As with many start-up companies in California in both computers and biotechnology, Amgen attracted research talent by giving equity interest in the company, he says. Westcott was given stock options, which went up 48-fold during his 13 years with Amgen, enabling him to retire in 1999. He says he didn’t mind the early exit because the company had become a large corporate entity and no longer had the small, entrepreneurial atmosphere.
“At least we still didn’t have to wear ties,” he says. “That one thing always holds true in California.”
After retirement, Westcott says he entered the philosophical part of his life and began learning how to manage his investments. Westcott never forgot the impact that the Illinois biochemistry program had in his life, so he decided to establish a charitable remainder trust of more than a million dollars with the U of I in 2006.

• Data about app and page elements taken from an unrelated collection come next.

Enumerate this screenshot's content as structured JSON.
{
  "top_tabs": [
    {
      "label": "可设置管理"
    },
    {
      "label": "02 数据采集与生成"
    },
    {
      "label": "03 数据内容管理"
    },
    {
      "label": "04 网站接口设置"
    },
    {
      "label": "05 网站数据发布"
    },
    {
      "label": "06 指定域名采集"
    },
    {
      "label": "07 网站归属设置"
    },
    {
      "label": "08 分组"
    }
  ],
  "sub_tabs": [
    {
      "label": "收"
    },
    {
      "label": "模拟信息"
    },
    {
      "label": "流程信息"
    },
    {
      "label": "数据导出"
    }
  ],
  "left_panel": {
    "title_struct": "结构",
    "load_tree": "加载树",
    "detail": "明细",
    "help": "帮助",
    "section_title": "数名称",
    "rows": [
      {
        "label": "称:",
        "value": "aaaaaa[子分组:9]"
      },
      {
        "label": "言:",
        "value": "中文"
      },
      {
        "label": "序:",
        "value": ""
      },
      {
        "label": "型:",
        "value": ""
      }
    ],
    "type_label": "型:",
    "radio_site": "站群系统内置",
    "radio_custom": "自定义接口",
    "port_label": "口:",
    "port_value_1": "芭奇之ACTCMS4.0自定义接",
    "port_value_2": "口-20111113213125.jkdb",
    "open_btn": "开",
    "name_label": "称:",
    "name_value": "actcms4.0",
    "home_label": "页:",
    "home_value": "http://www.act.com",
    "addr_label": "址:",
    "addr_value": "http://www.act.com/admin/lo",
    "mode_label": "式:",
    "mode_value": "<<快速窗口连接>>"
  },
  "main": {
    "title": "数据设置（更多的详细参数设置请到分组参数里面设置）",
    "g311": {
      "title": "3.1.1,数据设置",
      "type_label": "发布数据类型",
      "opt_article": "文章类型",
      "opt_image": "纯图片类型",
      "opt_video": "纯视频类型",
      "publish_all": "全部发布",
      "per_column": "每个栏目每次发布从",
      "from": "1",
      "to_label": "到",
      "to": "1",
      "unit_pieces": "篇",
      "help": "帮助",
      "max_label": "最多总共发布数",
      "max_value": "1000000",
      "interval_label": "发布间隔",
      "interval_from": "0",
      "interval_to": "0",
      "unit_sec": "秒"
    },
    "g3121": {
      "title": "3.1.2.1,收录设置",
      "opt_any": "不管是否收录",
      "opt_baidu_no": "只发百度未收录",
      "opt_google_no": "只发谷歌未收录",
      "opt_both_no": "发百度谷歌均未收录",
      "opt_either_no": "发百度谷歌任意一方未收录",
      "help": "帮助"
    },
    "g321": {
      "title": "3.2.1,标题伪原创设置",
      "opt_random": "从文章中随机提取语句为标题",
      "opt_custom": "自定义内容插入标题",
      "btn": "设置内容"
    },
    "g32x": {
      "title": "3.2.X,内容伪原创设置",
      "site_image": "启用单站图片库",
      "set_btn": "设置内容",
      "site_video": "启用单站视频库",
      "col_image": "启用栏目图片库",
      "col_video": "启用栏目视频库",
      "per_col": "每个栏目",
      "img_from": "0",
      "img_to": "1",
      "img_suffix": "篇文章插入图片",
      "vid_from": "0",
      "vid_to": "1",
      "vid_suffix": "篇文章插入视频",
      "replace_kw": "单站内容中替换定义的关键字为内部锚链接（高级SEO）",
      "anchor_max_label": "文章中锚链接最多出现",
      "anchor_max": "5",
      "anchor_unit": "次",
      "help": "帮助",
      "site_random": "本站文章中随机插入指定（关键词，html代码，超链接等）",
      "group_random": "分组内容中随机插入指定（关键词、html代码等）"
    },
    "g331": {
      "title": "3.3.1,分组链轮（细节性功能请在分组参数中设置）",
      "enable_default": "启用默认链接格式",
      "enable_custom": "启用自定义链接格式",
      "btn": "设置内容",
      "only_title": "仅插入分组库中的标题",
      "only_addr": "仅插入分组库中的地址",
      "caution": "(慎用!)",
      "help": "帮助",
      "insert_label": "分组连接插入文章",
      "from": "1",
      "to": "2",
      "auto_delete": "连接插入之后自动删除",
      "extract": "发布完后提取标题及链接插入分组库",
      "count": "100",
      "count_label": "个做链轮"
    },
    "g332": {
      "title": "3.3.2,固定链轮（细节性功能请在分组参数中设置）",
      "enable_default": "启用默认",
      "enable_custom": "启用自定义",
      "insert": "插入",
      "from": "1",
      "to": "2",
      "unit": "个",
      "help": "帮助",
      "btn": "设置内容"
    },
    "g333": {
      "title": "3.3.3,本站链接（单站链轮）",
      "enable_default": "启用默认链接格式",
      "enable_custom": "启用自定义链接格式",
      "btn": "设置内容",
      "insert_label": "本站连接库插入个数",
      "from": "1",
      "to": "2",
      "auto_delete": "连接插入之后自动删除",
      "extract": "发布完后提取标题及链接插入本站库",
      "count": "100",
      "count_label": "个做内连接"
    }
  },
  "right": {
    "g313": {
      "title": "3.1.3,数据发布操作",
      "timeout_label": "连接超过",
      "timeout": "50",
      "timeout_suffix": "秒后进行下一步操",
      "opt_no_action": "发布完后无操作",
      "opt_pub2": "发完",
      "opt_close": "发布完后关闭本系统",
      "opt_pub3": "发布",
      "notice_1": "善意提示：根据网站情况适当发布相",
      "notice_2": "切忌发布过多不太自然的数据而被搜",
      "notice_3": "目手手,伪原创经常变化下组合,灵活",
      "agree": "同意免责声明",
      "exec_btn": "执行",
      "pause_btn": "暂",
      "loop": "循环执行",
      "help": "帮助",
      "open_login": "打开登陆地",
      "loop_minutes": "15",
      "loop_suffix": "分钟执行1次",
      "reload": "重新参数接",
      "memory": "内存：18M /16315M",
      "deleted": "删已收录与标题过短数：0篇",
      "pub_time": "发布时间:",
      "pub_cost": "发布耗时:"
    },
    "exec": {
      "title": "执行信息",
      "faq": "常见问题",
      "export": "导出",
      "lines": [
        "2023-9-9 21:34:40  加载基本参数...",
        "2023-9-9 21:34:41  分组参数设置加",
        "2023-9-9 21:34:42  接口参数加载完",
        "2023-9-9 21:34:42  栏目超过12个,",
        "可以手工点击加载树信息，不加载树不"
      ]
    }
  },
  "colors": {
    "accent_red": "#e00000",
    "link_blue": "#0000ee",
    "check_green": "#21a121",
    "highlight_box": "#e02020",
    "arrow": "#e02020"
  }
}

Since then, his ties with Illinois have only strengthened, even though he still lives in California. The contributions through his unitrust have gone toward fellowships for graduate students in biochemistry, and he comes back to campus to give overviews of pharmaceutical research to incoming biochemistry students. In addition, he is a member of the University of Illinois Foundation, he helps with numerous Foundation and alumni events, and he has assisted with the campaign to renovate biochemistry space in Roger Adams Lab.
Known for adding a personal touch to everything, Westcott has also returned to Illinois and twice taught a six-week course about protein and pharmaceutical biotechnology from an industrial perspective. He says he would like to expand his course and possibly create an additional class on drug discovery and development that draws on Illinois research.
“I want to give students some idea of what it’s like to work in industrial labs and how the challenges are both similar and different,” he says. “You’re doing the same kind of work, but you’re also working under commercial constraints in a regulated industry.”
Traditionally, a lot of biotechnology research has migrated to the coasts—California and Boston, specifically. “But I want to bring this kind of knowledge to the center of the country,” Westcott says. “I want students to know about the level of excitement and difficulty in industrial research. I want to do as much as I can.”
By Doug Peterson